Material for the task:
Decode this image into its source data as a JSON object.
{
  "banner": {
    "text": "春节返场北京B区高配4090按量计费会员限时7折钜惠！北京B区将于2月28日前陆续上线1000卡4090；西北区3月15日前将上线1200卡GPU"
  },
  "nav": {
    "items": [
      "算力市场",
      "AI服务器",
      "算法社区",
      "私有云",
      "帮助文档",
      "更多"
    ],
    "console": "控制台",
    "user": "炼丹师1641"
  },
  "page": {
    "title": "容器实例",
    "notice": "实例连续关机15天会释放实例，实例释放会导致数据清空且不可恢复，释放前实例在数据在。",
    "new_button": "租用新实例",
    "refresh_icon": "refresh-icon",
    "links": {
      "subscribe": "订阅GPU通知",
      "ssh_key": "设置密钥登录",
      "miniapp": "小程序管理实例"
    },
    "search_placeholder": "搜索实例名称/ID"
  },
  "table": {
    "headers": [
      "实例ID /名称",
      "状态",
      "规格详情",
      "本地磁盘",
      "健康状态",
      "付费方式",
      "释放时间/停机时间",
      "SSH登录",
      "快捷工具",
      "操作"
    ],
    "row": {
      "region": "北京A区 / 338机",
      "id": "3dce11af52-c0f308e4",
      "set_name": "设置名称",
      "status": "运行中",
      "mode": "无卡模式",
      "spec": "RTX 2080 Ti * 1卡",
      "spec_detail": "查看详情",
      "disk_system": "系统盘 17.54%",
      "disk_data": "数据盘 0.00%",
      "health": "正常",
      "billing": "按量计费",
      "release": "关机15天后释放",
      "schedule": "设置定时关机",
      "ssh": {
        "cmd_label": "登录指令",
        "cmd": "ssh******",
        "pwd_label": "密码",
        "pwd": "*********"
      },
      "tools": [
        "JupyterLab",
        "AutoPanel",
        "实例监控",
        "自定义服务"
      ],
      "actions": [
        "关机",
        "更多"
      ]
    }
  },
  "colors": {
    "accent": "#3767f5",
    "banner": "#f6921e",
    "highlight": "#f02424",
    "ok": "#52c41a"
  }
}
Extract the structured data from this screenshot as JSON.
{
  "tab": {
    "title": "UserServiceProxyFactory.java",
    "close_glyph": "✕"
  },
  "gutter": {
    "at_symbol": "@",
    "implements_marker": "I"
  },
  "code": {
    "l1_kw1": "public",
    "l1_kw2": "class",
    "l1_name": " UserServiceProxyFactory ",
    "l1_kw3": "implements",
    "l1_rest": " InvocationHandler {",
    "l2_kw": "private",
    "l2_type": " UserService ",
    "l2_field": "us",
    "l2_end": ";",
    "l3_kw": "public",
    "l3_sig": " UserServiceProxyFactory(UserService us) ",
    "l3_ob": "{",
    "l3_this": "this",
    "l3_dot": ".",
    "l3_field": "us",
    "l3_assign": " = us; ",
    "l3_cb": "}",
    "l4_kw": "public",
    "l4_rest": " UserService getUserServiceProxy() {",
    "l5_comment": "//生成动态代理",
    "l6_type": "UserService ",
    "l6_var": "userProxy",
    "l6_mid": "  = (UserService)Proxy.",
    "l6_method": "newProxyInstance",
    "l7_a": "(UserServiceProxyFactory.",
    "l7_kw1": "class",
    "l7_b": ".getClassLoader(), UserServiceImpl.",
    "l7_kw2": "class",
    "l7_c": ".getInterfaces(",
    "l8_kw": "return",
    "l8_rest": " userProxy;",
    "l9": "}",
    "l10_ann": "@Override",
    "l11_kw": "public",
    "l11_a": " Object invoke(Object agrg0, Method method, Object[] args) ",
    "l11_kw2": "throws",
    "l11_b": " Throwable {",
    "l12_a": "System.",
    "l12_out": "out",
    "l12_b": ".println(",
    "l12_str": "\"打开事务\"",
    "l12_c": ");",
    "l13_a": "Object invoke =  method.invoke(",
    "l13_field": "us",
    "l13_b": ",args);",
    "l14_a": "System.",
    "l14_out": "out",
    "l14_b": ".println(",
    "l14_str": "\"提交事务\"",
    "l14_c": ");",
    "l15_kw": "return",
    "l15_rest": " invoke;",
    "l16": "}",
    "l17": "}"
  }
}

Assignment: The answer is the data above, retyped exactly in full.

Completed exercise:
Decode this image into its source data as a JSON object.
{
  "banner": {
    "text": "春节返场北京B区高配4090按量计费会员限时7折钜惠！北京B区将于2月28日前陆续上线1000卡4090；西北区3月15日前将上线1200卡GPU"
  },
  "nav": {
    "items": [
      "算力市场",
      "AI服务器",
      "算法社区",
      "私有云",
      "帮助文档",
      "更多"
    ],
    "console": "控制台",
    "user": "炼丹师1641"
  },
  "page": {
    "title": "容器实例",
    "notice": "实例连续关机15天会释放实例，实例释放会导致数据清空且不可恢复，释放前实例在数据在。",
    "new_button": "租用新实例",
    "refresh_icon": "refresh-icon",
    "links": {
      "subscribe": "订阅GPU通知",
      "ssh_key": "设置密钥登录",
      "miniapp": "小程序管理实例"
    },
    "search_placeholder": "搜索实例名称/ID"
  },
  "table": {
    "headers": [
      "实例ID /名称",
      "状态",
      "规格详情",
      "本地磁盘",
      "健康状态",
      "付费方式",
      "释放时间/停机时间",
      "SSH登录",
      "快捷工具",
      "操作"
    ],
    "row": {
      "region": "北京A区 / 338机",
      "id": "3dce11af52-c0f308e4",
      "set_name": "设置名称",
      "status": "运行中",
      "mode": "无卡模式",
      "spec": "RTX 2080 Ti * 1卡",
      "spec_detail": "查看详情",
      "disk_system": "系统盘 17.54%",
      "disk_data": "数据盘 0.00%",
      "health": "正常",
      "billing": "按量计费",
      "release": "关机15天后释放",
      "schedule": "设置定时关机",
      "ssh": {
        "cmd_label": "登录指令",
        "cmd": "ssh******",
        "pwd_label": "密码",
        "pwd": "*********"
      },
      "tools": [
        "JupyterLab",
        "AutoPanel",
        "实例监控",
        "自定义服务"
      ],
      "actions": [
        "关机",
        "更多"
      ]
    }
  },
  "colors": {
    "accent": "#3767f5",
    "banner": "#f6921e",
    "highlight": "#f02424",
    "ok": "#52c41a"
  }
}
Extract the structured data from this screenshot as JSON.
{
  "tab": {
    "title": "UserServiceProxyFactory.java",
    "close_glyph": "✕"
  },
  "gutter": {
    "at_symbol": "@",
    "implements_marker": "I"
  },
  "code": {
    "l1_kw1": "public",
    "l1_kw2": "class",
    "l1_name": " UserServiceProxyFactory ",
    "l1_kw3": "implements",
    "l1_rest": " InvocationHandler {",
    "l2_kw": "private",
    "l2_type": " UserService ",
    "l2_field": "us",
    "l2_end": ";",
    "l3_kw": "public",
    "l3_sig": " UserServiceProxyFactory(UserService us) ",
    "l3_ob": "{",
    "l3_this": "this",
    "l3_dot": ".",
    "l3_field": "us",
    "l3_assign": " = us; ",
    "l3_cb": "}",
    "l4_kw": "public",
    "l4_rest": " UserService getUserServiceProxy() {",
    "l5_comment": "//生成动态代理",
    "l6_type": "UserService ",
    "l6_var": "userProxy",
    "l6_mid": "  = (UserService)Proxy.",
    "l6_method": "newProxyInstance",
    "l7_a": "(UserServiceProxyFactory.",
    "l7_kw1": "class",
    "l7_b": ".getClassLoader(), UserServiceImpl.",
    "l7_kw2": "class",
    "l7_c": ".getInterfaces(",
    "l8_kw": "return",
    "l8_rest": " userProxy;",
    "l9": "}",
    "l10_ann": "@Override",
    "l11_kw": "public",
    "l11_a": " Object invoke(Object agrg0, Method method, Object[] args) ",
    "l11_kw2": "throws",
    "l11_b": " Throwable {",
    "l12_a": "System.",
    "l12_out": "out",
    "l12_b": ".println(",
    "l12_str": "\"打开事务\"",
    "l12_c": ");",
    "l13_a": "Object invoke =  method.invoke(",
    "l13_field": "us",
    "l13_b": ",args);",
    "l14_a": "System.",
    "l14_out": "out",
    "l14_b": ".println(",
    "l14_str": "\"提交事务\"",
    "l14_c": ");",
    "l15_kw": "return",
    "l15_rest": " invoke;",
    "l16": "}",
    "l17": "}"
  }
}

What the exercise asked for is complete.